27 February 2013
IRAQI KURDISTAN: Nonviolence 101
by Annika Spalde
was cold and crowded with old and squeaky benches. We began
moving them aside a bit, to make room for the exercises. A group of girls came
in and eagerly sat in the front benches. “Oh, there’s no
electricity! We can’t show them the film clips that we’ve prepared!”
“Some of the students need to take a bus at twelve o’clock, so there’s only fifty minutes for the workshop,” said one of the teachers. Hmm. We had asked for an hour and a half…. More and more students come in. We had agreed on forty but I think that there were sixty or more. Okay, we say to one another, let’s do the best we can under the circumstances.
After a short introduction of us and
CPT, I start with the first exercise, the spectrum. “Those of you who
believe that there is a lot of violence in your society, you put yourselves on
this end of the line.

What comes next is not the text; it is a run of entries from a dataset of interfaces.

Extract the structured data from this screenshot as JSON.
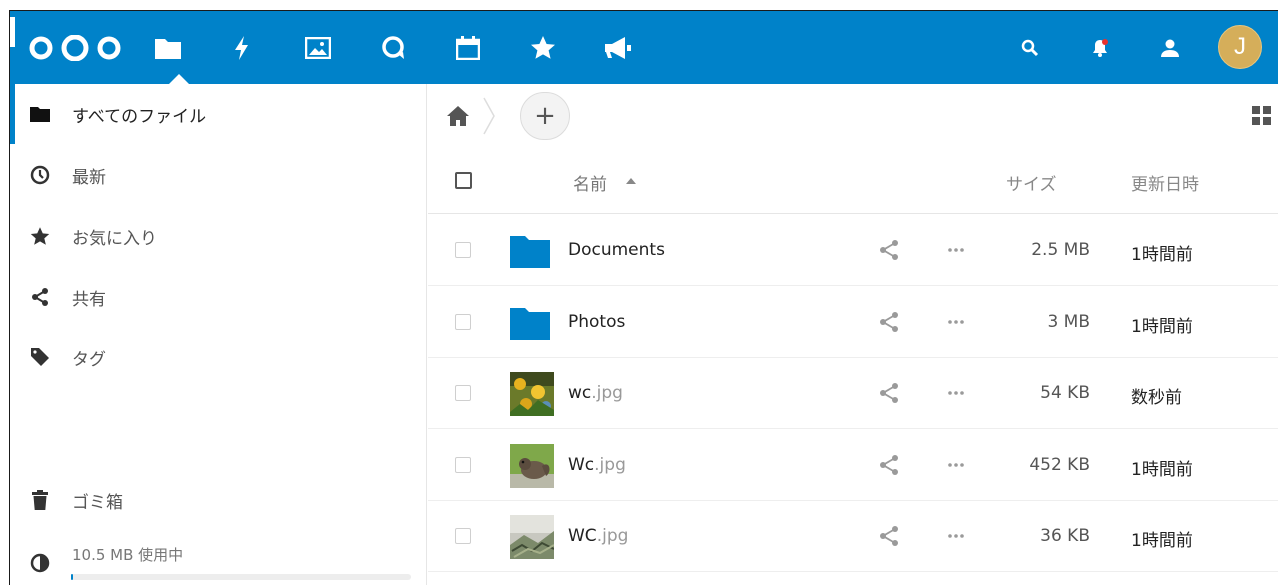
{
  "colors": {
    "header": "#0082c9",
    "avatar": "#d5ae5a",
    "folder": "#0082c9"
  },
  "header": {
    "apps": [
      {
        "name": "files-icon",
        "active": true
      },
      {
        "name": "activity-icon"
      },
      {
        "name": "gallery-icon"
      },
      {
        "name": "talk-icon"
      },
      {
        "name": "calendar-icon"
      },
      {
        "name": "favorites-icon"
      },
      {
        "name": "announcements-icon"
      }
    ],
    "avatar_initial": "J"
  },
  "sidebar": {
    "items": [
      {
        "label": "すべてのファイル",
        "icon": "folder-icon"
      },
      {
        "label": "最新",
        "icon": "clock-icon"
      },
      {
        "label": "お気に入り",
        "icon": "star-icon"
      },
      {
        "label": "共有",
        "icon": "share-icon"
      },
      {
        "label": "タグ",
        "icon": "tag-icon"
      }
    ],
    "trash_label": "ゴミ箱",
    "quota_label": "10.5 MB 使用中",
    "quota_fraction": 0.005
  },
  "main": {
    "columns": {
      "name": "名前",
      "size": "サイズ",
      "modified": "更新日時"
    },
    "files": [
      {
        "base": "Documents",
        "ext": "",
        "type": "folder",
        "size": "2.5 MB",
        "modified": "1時間前"
      },
      {
        "base": "Photos",
        "ext": "",
        "type": "folder",
        "size": "3 MB",
        "modified": "1時間前"
      },
      {
        "base": "wc",
        "ext": ".jpg",
        "type": "image",
        "thumb": "flowers",
        "size": "54 KB",
        "modified": "数秒前"
      },
      {
        "base": "Wc",
        "ext": ".jpg",
        "type": "image",
        "thumb": "squirrel",
        "size": "452 KB",
        "modified": "1時間前"
      },
      {
        "base": "WC",
        "ext": ".jpg",
        "type": "image",
        "thumb": "leaves",
        "size": "36 KB",
        "modified": "1時間前"
      }
    ]
  }
}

If you think there is not a lot of violence in society,
you go to the other end.” They come up, and most of them go to the “a
lot of violence” end. “Why did you put yourself here?” I ask the
guy standing on the far end. “Yes there is a lot of violence,” he
responds, “for example in the homes, against women.” Another says,
“Some people have the possibility to go to fancy hospitals abroad if they
need care, most of us can’t do that.” A third student says: “There is
also psychological violence, like when someone speaks in a degrading way to
another.” They give several more examples. I’m surprised at how quickly
they think of different kinds of violence, and how eager the children are to
share their thoughts.
Lukasz takes over the facilitation,
“So, how are we, as a society, going to move from this side to the other
side of the spectrum? There are two common reactions to violence. One is to
respond with violence, the other to run away, or just look the other way.
Nonviolence is a third alternative. It means to fight for justice and peace
without the use of violence.” The students had ideas about how to do this.
“We need to learn more ourselves. We need to educate people about
nonviolence.” Mohammed and I then shared briefly about Gandhi, the
principles of nonviolence, and some nonviolent methods. In the beginning the
atmosphere was kind of messy, but by now everyone was listening attentively.
Afterwards when Mohammed read aloud
from the students’ written evaluations, I felt happy and grateful. “It
should have been longer!” one student wrote. “I have learnt that
violence only gives rise to more violence,” said another. “You forgot
to mention sexual violence.” “I want this kind of workshop every
year.” Maybe we have sown a few seeds, even if this time the workshop was
so short and a bit chaotic.